Spring, Bhutan, Gross National Happiness … and Tony Blair

4 Mar

daffs 2

YESTERDAY I spent three hours pruning my plants, so obviously it must be nearly spring. Gary the plumber came round this morning, and told me that for 10 years he worked in banking in Canary Wharf; nowadays, though he’s earning much less money, he’s also a good deal happier. So then I knew that it was high time I got back to my happiness blog.

Much has happened on the happiness front since the last time I wrote. For example:

IN NOVEMBER/DECEMBER last year the UN climate change conference took place in Doha. At the same time a UN panel was looking at the tiny Buddhist state of Bhutan (to the north-east of India) and discussing how the rest of the world might benefit from its Gross National Happiness project.

ON THE ROAD TO THE AIRPORT IN BHUTAN there are hand painted signs offering life affirming mantras, such as ‘Life is a journey: complete it’, and ‘Let nature be your guide’ (both the Stoics and the Epicureans would have loved that one). The government of Bhutan recognises that the value of economic growth – one of the few mantras recognised by western capitalism – has to be judged not in terms of the prosperity it produces but according to the contribution it makes to Gross National Happiness; that is, to the spiritual, physical, social and environmental well-being of its people.

IN THE LAST 20 YEARS life expectancy in Bhutan has doubled. Almost 100% of its children are now enrolled in primary schools; and the move towards environmental sustainability has been enshrined in its constitution – the country has pledged to remain carbon neutral, and to ensure that at least 70% of its landmass will remain under forest cover in perpetuity. Export logging has been banned, and a monthly pedestrian day – when all private vehicles are barred from the roads – has been introduced.

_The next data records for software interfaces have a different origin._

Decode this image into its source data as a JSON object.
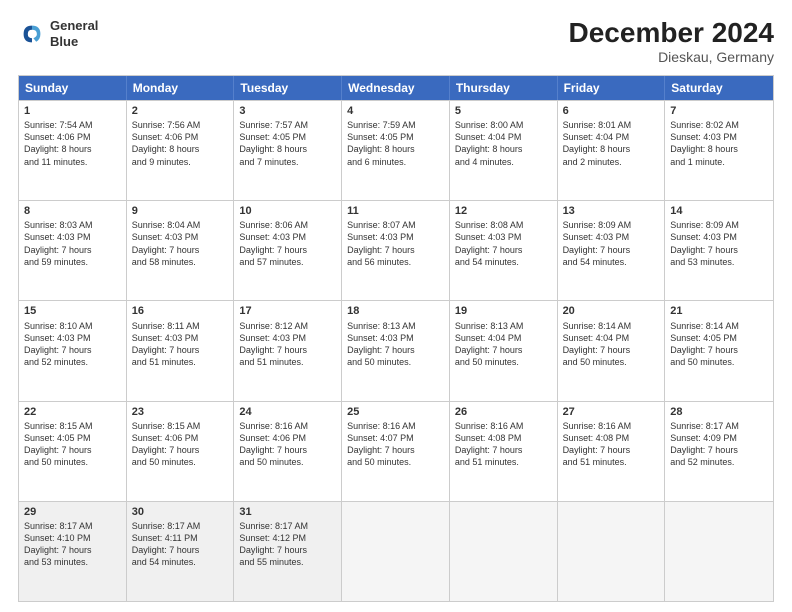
{
  "header": {
    "logo_line1": "General",
    "logo_line2": "Blue",
    "title": "December 2024",
    "subtitle": "Dieskau, Germany"
  },
  "days_of_week": [
    "Sunday",
    "Monday",
    "Tuesday",
    "Wednesday",
    "Thursday",
    "Friday",
    "Saturday"
  ],
  "rows": [
    [
      {
        "day": "1",
        "lines": [
          "Sunrise: 7:54 AM",
          "Sunset: 4:06 PM",
          "Daylight: 8 hours",
          "and 11 minutes."
        ]
      },
      {
        "day": "2",
        "lines": [
          "Sunrise: 7:56 AM",
          "Sunset: 4:06 PM",
          "Daylight: 8 hours",
          "and 9 minutes."
        ]
      },
      {
        "day": "3",
        "lines": [
          "Sunrise: 7:57 AM",
          "Sunset: 4:05 PM",
          "Daylight: 8 hours",
          "and 7 minutes."
        ]
      },
      {
        "day": "4",
        "lines": [
          "Sunrise: 7:59 AM",
          "Sunset: 4:05 PM",
          "Daylight: 8 hours",
          "and 6 minutes."
        ]
      },
      {
        "day": "5",
        "lines": [
          "Sunrise: 8:00 AM",
          "Sunset: 4:04 PM",
          "Daylight: 8 hours",
          "and 4 minutes."
        ]
      },
      {
        "day": "6",
        "lines": [
          "Sunrise: 8:01 AM",
          "Sunset: 4:04 PM",
          "Daylight: 8 hours",
          "and 2 minutes."
        ]
      },
      {
        "day": "7",
        "lines": [
          "Sunrise: 8:02 AM",
          "Sunset: 4:03 PM",
          "Daylight: 8 hours",
          "and 1 minute."
        ]
      }
    ],
    [
      {
        "day": "8",
        "lines": [
          "Sunrise: 8:03 AM",
          "Sunset: 4:03 PM",
          "Daylight: 7 hours",
          "and 59 minutes."
        ]
      },
      {
        "day": "9",
        "lines": [
          "Sunrise: 8:04 AM",
          "Sunset: 4:03 PM",
          "Daylight: 7 hours",
          "and 58 minutes."
        ]
      },
      {
        "day": "10",
        "lines": [
          "Sunrise: 8:06 AM",
          "Sunset: 4:03 PM",
          "Daylight: 7 hours",
          "and 57 minutes."
        ]
      },
      {
        "day": "11",
        "lines": [
          "Sunrise: 8:07 AM",
          "Sunset: 4:03 PM",
          "Daylight: 7 hours",
          "and 56 minutes."
        ]
      },
      {
        "day": "12",
        "lines": [
          "Sunrise: 8:08 AM",
          "Sunset: 4:03 PM",
          "Daylight: 7 hours",
          "and 54 minutes."
        ]
      },
      {
        "day": "13",
        "lines": [
          "Sunrise: 8:09 AM",
          "Sunset: 4:03 PM",
          "Daylight: 7 hours",
          "and 54 minutes."
        ]
      },
      {
        "day": "14",
        "lines": [
          "Sunrise: 8:09 AM",
          "Sunset: 4:03 PM",
          "Daylight: 7 hours",
          "and 53 minutes."
        ]
      }
    ],
    [
      {
        "day": "15",
        "lines": [
          "Sunrise: 8:10 AM",
          "Sunset: 4:03 PM",
          "Daylight: 7 hours",
          "and 52 minutes."
        ]
      },
      {
        "day": "16",
        "lines": [
          "Sunrise: 8:11 AM",
          "Sunset: 4:03 PM",
          "Daylight: 7 hours",
          "and 51 minutes."
        ]
      },
      {
        "day": "17",
        "lines": [
          "Sunrise: 8:12 AM",
          "Sunset: 4:03 PM",
          "Daylight: 7 hours",
          "and 51 minutes."
        ]
      },
      {
        "day": "18",
        "lines": [
          "Sunrise: 8:13 AM",
          "Sunset: 4:03 PM",
          "Daylight: 7 hours",
          "and 50 minutes."
        ]
      },
      {
        "day": "19",
        "lines": [
          "Sunrise: 8:13 AM",
          "Sunset: 4:04 PM",
          "Daylight: 7 hours",
          "and 50 minutes."
        ]
      },
      {
        "day": "20",
        "lines": [
          "Sunrise: 8:14 AM",
          "Sunset: 4:04 PM",
          "Daylight: 7 hours",
          "and 50 minutes."
        ]
      },
      {
        "day": "21",
        "lines": [
          "Sunrise: 8:14 AM",
          "Sunset: 4:05 PM",
          "Daylight: 7 hours",
          "and 50 minutes."
        ]
      }
    ],
    [
      {
        "day": "22",
        "lines": [
          "Sunrise: 8:15 AM",
          "Sunset: 4:05 PM",
          "Daylight: 7 hours",
          "and 50 minutes."
        ]
      },
      {
        "day": "23",
        "lines": [
          "Sunrise: 8:15 AM",
          "Sunset: 4:06 PM",
          "Daylight: 7 hours",
          "and 50 minutes."
        ]
      },
      {
        "day": "24",
        "lines": [
          "Sunrise: 8:16 AM",
          "Sunset: 4:06 PM",
          "Daylight: 7 hours",
          "and 50 minutes."
        ]
      },
      {
        "day": "25",
        "lines": [
          "Sunrise: 8:16 AM",
          "Sunset: 4:07 PM",
          "Daylight: 7 hours",
          "and 50 minutes."
        ]
      },
      {
        "day": "26",
        "lines": [
          "Sunrise: 8:16 AM",
          "Sunset: 4:08 PM",
          "Daylight: 7 hours",
          "and 51 minutes."
        ]
      },
      {
        "day": "27",
        "lines": [
          "Sunrise: 8:16 AM",
          "Sunset: 4:08 PM",
          "Daylight: 7 hours",
          "and 51 minutes."
        ]
      },
      {
        "day": "28",
        "lines": [
          "Sunrise: 8:17 AM",
          "Sunset: 4:09 PM",
          "Daylight: 7 hours",
          "and 52 minutes."
        ]
      }
    ],
    [
      {
        "day": "29",
        "lines": [
          "Sunrise: 8:17 AM",
          "Sunset: 4:10 PM",
          "Daylight: 7 hours",
          "and 53 minutes."
        ]
      },
      {
        "day": "30",
        "lines": [
          "Sunrise: 8:17 AM",
          "Sunset: 4:11 PM",
          "Daylight: 7 hours",
          "and 54 minutes."
        ]
      },
      {
        "day": "31",
        "lines": [
          "Sunrise: 8:17 AM",
          "Sunset: 4:12 PM",
          "Daylight: 7 hours",
          "and 55 minutes."
        ]
      },
      null,
      null,
      null,
      null
    ]
  ]
}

‘WE BELIEVE YOU CANNOT HAVE A PROSPEROUS NATION in the long run that does not conserve its natural environment or take care of well-being’, says the education minister Thakur Singh Powdyel (The Observer, 2/12/12). The four pillars of Bhutan’s Gross National Happiness movement are: sustainable and equitable socio-economic development ; the conservation of the environment; the preservation and promotion of culture; and good governance. ‘Education,’ says one primary school head teacher, ‘doesn’t just mean getting good grades. It means preparing the students to be good people.’

THE PICTURE in Bhutan is by no means 100% rosy. The country is struggling with growing poverty, and 70% of the population lives without electricity. Bhutan is also of course immensely vulnerable to global climate change. The new pattern of unstable weather conditions that we ourselves are becoming used to – especially the violent storms – is devastating for the 70% of people in Bhutan who earn their living as smallholder farmers. We – the wealthier nations who have electricity and cars and consume both of them furiously – are causing this problem, not the Bhutanese themselves.

Up until fairly recently Bhutan had an absolute monarchy. But in 2008 the first general election to the national assembly was held. So politically it probably leaves a lot to be desired. I don’t think this tells us that one-man rule is a jolly good thing; rather, that western style democracies aren’t necessarily the ‘sine qua non’ of human happiness. We in the UK need to bear this in mind the next time our government considers invading a country like Iraq.

March 19th will be the 10th anniversary of the start of that shameful operation, and if yesterday’s excellent Radio 4 documentary After Saddam told us anything, it was that the invasion did not contribute to the overall well-being of the Iraqi people. Saddam Hussein was a hideous dictator, and I don’t know what the solution was to that particular problem. But the answer for us in the UK should have been simple: don’t go there, it’s not going to help anyone. I shall never forgive Tony Blair for the way he manipulated the truth – told lies – in order to get his way on this. It certainly made hardly anybody happy.